DATA EXCERPTS
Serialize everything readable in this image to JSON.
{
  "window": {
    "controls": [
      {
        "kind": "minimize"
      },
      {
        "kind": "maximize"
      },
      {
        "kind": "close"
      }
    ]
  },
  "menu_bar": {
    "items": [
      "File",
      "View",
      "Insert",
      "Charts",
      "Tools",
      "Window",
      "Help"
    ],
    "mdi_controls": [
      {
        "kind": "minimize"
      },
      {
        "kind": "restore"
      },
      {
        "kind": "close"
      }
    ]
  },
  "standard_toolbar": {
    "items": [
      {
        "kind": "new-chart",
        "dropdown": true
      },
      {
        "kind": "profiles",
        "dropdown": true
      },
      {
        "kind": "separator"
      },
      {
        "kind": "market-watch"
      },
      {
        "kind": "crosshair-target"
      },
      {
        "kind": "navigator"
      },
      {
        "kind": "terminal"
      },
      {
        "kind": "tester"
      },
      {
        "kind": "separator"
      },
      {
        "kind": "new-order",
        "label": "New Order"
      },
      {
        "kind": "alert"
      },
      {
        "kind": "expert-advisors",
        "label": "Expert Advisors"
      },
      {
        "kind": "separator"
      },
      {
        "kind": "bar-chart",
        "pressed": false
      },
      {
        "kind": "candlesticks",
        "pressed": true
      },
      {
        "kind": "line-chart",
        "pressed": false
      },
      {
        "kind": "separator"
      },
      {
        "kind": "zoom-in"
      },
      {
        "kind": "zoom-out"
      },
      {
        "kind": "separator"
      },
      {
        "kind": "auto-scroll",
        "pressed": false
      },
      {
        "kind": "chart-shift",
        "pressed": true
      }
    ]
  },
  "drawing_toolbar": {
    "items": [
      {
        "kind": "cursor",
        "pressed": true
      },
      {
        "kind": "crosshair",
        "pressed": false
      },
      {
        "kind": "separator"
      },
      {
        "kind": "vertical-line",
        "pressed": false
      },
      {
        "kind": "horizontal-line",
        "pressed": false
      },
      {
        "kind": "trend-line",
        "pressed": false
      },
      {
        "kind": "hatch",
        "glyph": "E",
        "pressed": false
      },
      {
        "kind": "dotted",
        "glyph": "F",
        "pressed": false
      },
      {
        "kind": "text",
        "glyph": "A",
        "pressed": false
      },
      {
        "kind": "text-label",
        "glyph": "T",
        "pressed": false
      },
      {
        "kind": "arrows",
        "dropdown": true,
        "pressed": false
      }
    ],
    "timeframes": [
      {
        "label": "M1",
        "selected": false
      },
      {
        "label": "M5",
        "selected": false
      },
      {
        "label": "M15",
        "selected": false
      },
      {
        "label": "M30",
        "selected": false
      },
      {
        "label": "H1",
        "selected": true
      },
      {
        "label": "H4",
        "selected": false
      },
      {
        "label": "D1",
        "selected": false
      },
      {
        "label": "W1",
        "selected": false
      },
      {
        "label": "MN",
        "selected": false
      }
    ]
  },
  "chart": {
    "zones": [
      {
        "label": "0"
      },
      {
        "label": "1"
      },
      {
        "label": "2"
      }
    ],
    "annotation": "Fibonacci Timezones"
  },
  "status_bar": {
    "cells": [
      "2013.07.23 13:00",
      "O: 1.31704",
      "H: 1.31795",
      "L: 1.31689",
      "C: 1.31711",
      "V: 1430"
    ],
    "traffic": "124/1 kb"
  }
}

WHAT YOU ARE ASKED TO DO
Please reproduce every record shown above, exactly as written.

TASK SOLUTION
Serialize everything readable in this image to JSON.
{
  "window": {
    "controls": [
      {
        "kind": "minimize"
      },
      {
        "kind": "maximize"
      },
      {
        "kind": "close"
      }
    ]
  },
  "menu_bar": {
    "items": [
      "File",
      "View",
      "Insert",
      "Charts",
      "Tools",
      "Window",
      "Help"
    ],
    "mdi_controls": [
      {
        "kind": "minimize"
      },
      {
        "kind": "restore"
      },
      {
        "kind": "close"
      }
    ]
  },
  "standard_toolbar": {
    "items": [
      {
        "kind": "new-chart",
        "dropdown": true
      },
      {
        "kind": "profiles",
        "dropdown": true
      },
      {
        "kind": "separator"
      },
      {
        "kind": "market-watch"
      },
      {
        "kind": "crosshair-target"
      },
      {
        "kind": "navigator"
      },
      {
        "kind": "terminal"
      },
      {
        "kind": "tester"
      },
      {
        "kind": "separator"
      },
      {
        "kind": "new-order",
        "label": "New Order"
      },
      {
        "kind": "alert"
      },
      {
        "kind": "expert-advisors",
        "label": "Expert Advisors"
      },
      {
        "kind": "separator"
      },
      {
        "kind": "bar-chart",
        "pressed": false
      },
      {
        "kind": "candlesticks",
        "pressed": true
      },
      {
        "kind": "line-chart",
        "pressed": false
      },
      {
        "kind": "separator"
      },
      {
        "kind": "zoom-in"
      },
      {
        "kind": "zoom-out"
      },
      {
        "kind": "separator"
      },
      {
        "kind": "auto-scroll",
        "pressed": false
      },
      {
        "kind": "chart-shift",
        "pressed": true
      }
    ]
  },
  "drawing_toolbar": {
    "items": [
      {
        "kind": "cursor",
        "pressed": true
      },
      {
        "kind": "crosshair",
        "pressed": false
      },
      {
        "kind": "separator"
      },
      {
        "kind": "vertical-line",
        "pressed": false
      },
      {
        "kind": "horizontal-line",
        "pressed": false
      },
      {
        "kind": "trend-line",
        "pressed": false
      },
      {
        "kind": "hatch",
        "glyph": "E",
        "pressed": false
      },
      {
        "kind": "dotted",
        "glyph": "F",
        "pressed": false
      },
      {
        "kind": "text",
        "glyph": "A",
        "pressed": false
      },
      {
        "kind": "text-label",
        "glyph": "T",
        "pressed": false
      },
      {
        "kind": "arrows",
        "dropdown": true,
        "pressed": false
      }
    ],
    "timeframes": [
      {
        "label": "M1",
        "selected": false
      },
      {
        "label": "M5",
        "selected": false
      },
      {
        "label": "M15",
        "selected": false
      },
      {
        "label": "M30",
        "selected": false
      },
      {
        "label": "H1",
        "selected": true
      },
      {
        "label": "H4",
        "selected": false
      },
      {
        "label": "D1",
        "selected": false
      },
      {
        "label": "W1",
        "selected": false
      },
      {
        "label": "MN",
        "selected": false
      }
    ]
  },
  "chart": {
    "zones": [
      {
        "label": "0"
      },
      {
        "label": "1"
      },
      {
        "label": "2"
      }
    ],
    "annotation": "Fibonacci Timezones"
  },
  "status_bar": {
    "cells": [
      "2013.07.23 13:00",
      "O: 1.31704",
      "H: 1.31795",
      "L: 1.31689",
      "C: 1.31711",
      "V: 1430"
    ],
    "traffic": "124/1 kb"
  }
}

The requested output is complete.